Task objective
The answer is a single figure: how many lines below contain the word "heading".

[Source records]
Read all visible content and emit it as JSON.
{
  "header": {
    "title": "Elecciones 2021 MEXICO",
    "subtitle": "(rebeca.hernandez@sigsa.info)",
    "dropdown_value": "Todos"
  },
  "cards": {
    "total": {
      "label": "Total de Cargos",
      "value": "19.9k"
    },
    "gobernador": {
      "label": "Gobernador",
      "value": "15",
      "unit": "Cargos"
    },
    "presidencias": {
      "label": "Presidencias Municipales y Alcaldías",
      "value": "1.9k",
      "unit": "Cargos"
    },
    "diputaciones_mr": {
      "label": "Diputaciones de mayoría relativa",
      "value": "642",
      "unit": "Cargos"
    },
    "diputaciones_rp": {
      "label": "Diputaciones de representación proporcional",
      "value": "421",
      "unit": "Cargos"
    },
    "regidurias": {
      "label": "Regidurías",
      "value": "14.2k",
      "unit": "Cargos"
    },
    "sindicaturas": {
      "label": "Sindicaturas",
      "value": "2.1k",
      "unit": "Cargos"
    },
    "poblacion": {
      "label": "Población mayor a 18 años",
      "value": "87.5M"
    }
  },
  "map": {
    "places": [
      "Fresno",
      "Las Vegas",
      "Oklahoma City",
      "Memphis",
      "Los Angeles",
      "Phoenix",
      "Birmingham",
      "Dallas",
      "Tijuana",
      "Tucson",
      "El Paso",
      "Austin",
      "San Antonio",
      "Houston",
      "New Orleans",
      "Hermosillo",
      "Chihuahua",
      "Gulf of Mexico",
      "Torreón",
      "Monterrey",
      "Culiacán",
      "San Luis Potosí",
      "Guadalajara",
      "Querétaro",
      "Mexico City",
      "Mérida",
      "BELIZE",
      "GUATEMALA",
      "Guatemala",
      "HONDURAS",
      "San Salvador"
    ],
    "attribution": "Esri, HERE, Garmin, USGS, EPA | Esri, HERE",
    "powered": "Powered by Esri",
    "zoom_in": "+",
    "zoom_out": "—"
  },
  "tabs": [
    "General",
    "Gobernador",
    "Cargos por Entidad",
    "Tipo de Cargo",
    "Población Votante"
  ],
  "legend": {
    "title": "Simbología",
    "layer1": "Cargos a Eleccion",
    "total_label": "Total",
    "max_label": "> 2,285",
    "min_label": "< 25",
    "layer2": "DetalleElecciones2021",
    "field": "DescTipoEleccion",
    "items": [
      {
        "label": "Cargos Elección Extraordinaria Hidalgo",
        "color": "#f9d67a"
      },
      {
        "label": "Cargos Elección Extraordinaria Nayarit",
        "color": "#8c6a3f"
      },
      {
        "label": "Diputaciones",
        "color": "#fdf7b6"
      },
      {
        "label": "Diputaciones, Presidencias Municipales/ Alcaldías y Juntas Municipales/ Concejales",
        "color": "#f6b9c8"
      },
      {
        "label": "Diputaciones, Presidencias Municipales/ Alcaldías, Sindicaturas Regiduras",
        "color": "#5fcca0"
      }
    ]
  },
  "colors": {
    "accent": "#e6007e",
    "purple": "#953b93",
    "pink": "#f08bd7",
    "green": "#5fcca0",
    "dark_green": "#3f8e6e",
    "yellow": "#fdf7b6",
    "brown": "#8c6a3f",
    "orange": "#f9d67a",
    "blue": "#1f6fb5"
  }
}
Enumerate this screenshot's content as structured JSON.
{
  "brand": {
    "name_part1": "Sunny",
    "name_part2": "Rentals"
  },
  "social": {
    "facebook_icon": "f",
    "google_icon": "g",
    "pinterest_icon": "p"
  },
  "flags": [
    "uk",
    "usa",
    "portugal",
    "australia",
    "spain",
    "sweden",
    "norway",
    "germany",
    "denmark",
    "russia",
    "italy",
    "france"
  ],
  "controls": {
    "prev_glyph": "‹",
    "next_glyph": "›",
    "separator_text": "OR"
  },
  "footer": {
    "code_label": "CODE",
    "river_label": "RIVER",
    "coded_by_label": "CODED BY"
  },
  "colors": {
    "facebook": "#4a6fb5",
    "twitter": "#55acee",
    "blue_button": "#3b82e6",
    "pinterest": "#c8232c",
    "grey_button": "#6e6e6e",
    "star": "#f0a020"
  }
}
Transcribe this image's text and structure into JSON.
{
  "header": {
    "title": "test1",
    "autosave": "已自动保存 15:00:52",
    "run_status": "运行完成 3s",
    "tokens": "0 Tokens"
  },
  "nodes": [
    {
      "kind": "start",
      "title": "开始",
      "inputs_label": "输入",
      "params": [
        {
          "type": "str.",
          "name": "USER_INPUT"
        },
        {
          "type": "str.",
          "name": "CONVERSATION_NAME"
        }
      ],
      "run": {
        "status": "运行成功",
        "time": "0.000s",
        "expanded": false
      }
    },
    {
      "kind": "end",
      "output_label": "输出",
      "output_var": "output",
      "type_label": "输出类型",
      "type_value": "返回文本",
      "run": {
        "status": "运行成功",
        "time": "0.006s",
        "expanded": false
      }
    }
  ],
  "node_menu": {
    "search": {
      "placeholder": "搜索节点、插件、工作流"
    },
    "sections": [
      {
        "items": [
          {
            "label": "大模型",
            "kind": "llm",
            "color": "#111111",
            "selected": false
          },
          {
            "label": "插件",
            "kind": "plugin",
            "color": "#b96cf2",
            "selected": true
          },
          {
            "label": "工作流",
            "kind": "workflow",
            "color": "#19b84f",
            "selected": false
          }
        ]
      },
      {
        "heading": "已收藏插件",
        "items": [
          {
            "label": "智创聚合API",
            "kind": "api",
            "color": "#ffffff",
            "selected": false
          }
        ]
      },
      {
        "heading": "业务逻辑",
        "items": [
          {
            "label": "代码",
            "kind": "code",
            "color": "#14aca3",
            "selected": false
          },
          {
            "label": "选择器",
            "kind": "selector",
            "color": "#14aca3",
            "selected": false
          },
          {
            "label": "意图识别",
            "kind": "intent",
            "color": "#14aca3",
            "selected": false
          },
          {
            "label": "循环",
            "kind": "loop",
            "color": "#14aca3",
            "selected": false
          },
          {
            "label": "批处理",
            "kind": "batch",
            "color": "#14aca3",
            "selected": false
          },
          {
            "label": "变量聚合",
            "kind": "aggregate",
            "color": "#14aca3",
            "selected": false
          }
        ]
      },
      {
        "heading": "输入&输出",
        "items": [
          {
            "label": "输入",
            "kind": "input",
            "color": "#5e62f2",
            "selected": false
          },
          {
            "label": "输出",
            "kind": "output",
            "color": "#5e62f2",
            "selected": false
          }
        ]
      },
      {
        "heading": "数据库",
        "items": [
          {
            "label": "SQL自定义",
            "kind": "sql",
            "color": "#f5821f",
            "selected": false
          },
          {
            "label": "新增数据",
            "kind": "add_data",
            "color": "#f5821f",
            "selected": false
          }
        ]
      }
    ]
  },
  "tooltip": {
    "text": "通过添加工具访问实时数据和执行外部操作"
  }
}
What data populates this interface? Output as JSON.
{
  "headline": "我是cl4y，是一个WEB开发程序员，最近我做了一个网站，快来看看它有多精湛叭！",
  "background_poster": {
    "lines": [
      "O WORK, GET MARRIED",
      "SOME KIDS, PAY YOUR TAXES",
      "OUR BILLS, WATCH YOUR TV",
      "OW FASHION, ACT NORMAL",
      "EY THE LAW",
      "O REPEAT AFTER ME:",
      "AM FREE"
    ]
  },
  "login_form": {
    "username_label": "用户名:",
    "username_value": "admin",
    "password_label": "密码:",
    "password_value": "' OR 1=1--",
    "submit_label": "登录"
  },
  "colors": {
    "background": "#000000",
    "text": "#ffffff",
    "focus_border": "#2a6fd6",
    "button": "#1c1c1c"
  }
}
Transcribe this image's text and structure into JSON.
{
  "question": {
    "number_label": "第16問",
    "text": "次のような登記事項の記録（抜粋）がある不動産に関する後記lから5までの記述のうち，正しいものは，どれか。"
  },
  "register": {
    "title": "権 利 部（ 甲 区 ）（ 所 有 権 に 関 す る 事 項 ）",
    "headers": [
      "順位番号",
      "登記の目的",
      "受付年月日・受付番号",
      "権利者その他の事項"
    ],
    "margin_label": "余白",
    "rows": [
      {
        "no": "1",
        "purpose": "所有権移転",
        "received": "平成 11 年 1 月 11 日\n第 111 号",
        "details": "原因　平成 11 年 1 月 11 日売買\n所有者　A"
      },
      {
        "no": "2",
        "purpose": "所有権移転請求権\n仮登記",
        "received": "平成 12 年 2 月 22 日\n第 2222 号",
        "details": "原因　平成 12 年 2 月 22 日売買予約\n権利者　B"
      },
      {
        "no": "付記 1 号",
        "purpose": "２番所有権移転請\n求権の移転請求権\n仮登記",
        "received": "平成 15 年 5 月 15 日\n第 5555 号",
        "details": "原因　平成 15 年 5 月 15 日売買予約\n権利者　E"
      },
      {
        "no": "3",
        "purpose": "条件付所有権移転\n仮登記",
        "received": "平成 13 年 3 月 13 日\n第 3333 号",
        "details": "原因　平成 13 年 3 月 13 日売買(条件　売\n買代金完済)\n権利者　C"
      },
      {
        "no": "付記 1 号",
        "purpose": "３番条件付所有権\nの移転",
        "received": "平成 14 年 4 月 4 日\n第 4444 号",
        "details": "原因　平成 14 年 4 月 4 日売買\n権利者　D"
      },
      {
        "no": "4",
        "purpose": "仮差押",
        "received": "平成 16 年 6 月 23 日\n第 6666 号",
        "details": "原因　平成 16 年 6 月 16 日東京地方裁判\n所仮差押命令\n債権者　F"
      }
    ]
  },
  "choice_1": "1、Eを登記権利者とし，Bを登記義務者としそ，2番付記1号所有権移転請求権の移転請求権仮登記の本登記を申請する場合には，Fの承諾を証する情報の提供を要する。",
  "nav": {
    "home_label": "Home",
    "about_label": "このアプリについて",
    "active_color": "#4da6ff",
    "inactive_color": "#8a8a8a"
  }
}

Written reply
4